For a start, the notion of Sherlock Holmes in the modern day as too brilliant to be accepted was oddly engaging, that he would not be embraced by the establishment and would be more of a counterculture figure very much of the immediately post-hippy times. Where the script builds on that is to have Justin much like Elwood in Harvey, only instead of a giant rabbit he has his own Doctor Watson, except in this case it's his psychiatrist Dr Mildred Watson (Woodward, encouraged in the role by her husband Paul Newman, here producing) and she is an avowed sceptic. It's purely coincidence that she should share the surname of the Sir Arthur Conan Doyle character, sidekick to Sherlock Holmes, but after a while you begin to wonder if there is not some hard to grasp method in this madness, the Cosmic Joker weaving his mischief.

Playfair is convinced he is hounded by Holmes' nemesis Professor Moriarty, and that too has truth to it in that certainly someone wishes him harm, but may well be whoever wants to get that debt away from his brother, after all, dead or locked up they will get their money either way. Initially Watson humours her new patient by accompanying him around the city streets as he searches for clues, encountering hostility from some though others are please to see Justin, recognising him as the fictional character he thinks himself to be, including elderly librarian Wilbur (Jack Gilford) who wishes he had the courage of those convictions so he could adopt the guise of The Scarlet Pimpernel.
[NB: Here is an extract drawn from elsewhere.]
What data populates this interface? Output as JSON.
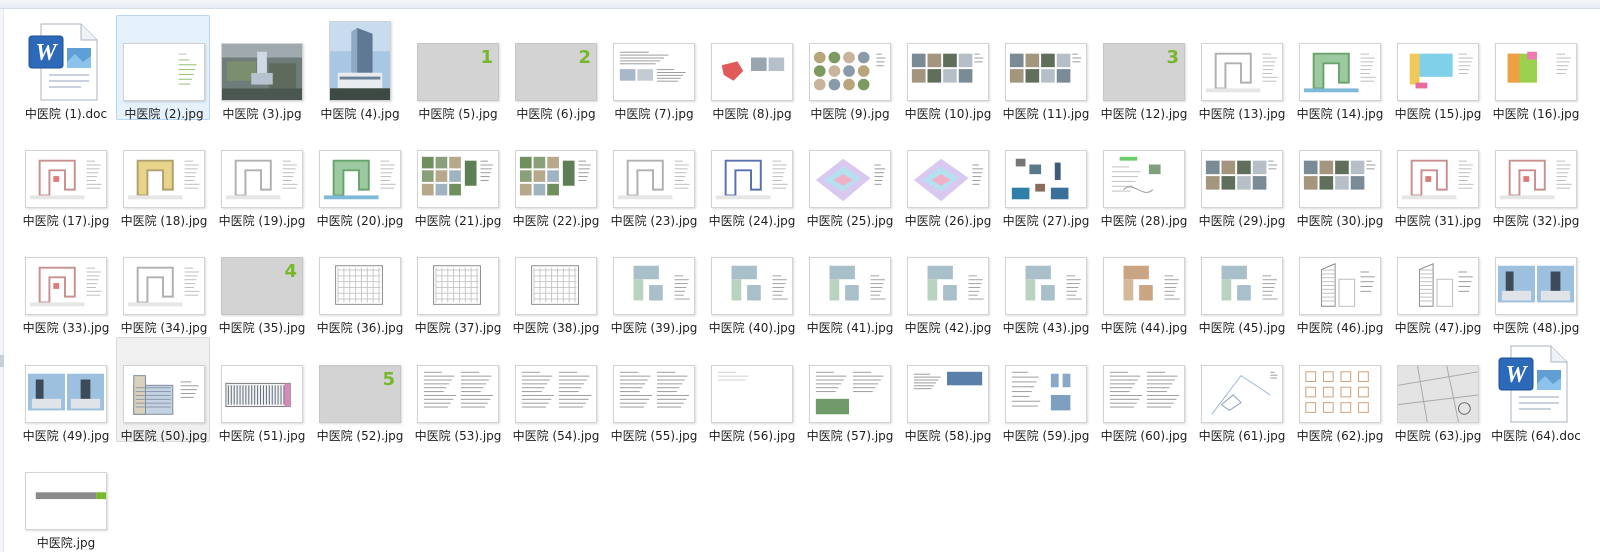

But Watson is in a privileged position, she genuinely can become the right hand man (OK, woman) of the world's greatest detective and as the story draws on she is won over into Playfair's world. The message here would be that every Holmes needs their Watson, everyone needs companionship to confirm their view of life and keep loneliness at bay; the ambiguous finale speaks to that. Music by John Barry.
Reviewer: Graeme Clark

 

This review has been viewed 1667 time(s).

As a member you could Rate this film

 
Review Comments (0)


Untitled 1

Login
  Username:
 
  Password:
 
   
 
Forgotten your details? Enter email address in Username box and click Reminder. Your details will be emailed to you.
   

Latest Poll
Which star is the best at shouting?
Arnold Schwarzenegger
Brian Blessed
Tiffany Haddish
Steve Carell
Olivia Colman
Captain Caveman
Sylvester Stallone
Gerard Butler
Samuel L. Jackson
Bipasha Basu
   
 
   

Recent Visitors
Graeme Clark
Andrew Pragasam
Darren Jones
  Rachel Franke
Enoch Sneed
Paul Smith
Paul Shrimpton
  Desbris M
   

 

Last Updated: